What you should do: Search term "JSON": please copy every line of the records below that contains it.

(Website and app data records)

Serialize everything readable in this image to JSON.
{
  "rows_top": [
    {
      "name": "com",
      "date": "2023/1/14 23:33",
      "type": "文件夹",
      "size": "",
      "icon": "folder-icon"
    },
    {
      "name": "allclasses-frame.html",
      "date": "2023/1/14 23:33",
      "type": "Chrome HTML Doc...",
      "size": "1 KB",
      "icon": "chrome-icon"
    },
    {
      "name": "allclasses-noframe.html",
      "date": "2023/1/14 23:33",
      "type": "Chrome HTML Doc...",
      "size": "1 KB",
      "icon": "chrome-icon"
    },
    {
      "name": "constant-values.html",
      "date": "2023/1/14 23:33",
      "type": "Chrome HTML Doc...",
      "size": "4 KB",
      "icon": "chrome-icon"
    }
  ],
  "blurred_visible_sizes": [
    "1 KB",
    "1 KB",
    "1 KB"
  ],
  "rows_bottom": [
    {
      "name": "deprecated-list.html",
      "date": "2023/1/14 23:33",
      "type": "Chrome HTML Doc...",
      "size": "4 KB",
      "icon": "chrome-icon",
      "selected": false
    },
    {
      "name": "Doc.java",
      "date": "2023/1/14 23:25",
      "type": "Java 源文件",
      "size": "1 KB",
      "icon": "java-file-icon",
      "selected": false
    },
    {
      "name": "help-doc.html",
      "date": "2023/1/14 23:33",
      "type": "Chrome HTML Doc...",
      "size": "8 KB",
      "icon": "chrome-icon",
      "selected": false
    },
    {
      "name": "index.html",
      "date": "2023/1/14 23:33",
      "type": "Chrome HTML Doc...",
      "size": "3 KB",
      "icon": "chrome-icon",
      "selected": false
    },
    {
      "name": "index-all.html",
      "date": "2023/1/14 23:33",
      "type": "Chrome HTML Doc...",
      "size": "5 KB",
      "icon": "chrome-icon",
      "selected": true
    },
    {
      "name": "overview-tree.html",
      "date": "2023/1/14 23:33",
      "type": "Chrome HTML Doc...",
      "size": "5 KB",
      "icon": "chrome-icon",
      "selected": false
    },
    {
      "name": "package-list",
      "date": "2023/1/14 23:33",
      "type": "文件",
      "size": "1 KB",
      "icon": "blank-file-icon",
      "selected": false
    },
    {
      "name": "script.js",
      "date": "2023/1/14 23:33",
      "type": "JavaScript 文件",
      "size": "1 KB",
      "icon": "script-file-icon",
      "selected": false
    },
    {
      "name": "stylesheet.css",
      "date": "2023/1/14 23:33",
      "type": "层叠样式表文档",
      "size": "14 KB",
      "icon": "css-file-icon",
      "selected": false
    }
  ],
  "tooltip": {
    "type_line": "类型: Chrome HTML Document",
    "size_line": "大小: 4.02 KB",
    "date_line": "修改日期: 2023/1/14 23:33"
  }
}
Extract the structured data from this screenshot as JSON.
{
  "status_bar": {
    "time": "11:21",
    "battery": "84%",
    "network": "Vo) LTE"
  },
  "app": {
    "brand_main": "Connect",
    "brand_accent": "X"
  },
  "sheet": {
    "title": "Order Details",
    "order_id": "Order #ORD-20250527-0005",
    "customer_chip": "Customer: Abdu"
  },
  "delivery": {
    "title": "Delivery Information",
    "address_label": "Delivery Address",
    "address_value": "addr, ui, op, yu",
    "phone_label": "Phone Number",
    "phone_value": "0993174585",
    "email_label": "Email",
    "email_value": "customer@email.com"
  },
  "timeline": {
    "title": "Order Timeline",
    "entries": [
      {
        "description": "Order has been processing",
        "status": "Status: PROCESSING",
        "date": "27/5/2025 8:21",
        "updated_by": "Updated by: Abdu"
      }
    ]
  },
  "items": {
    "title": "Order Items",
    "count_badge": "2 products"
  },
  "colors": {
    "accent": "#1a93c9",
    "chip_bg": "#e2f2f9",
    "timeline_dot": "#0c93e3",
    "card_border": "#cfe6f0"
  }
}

Answer box:
Serialize everything readable in this image to JSON.
Extract the structured data from this screenshot as JSON.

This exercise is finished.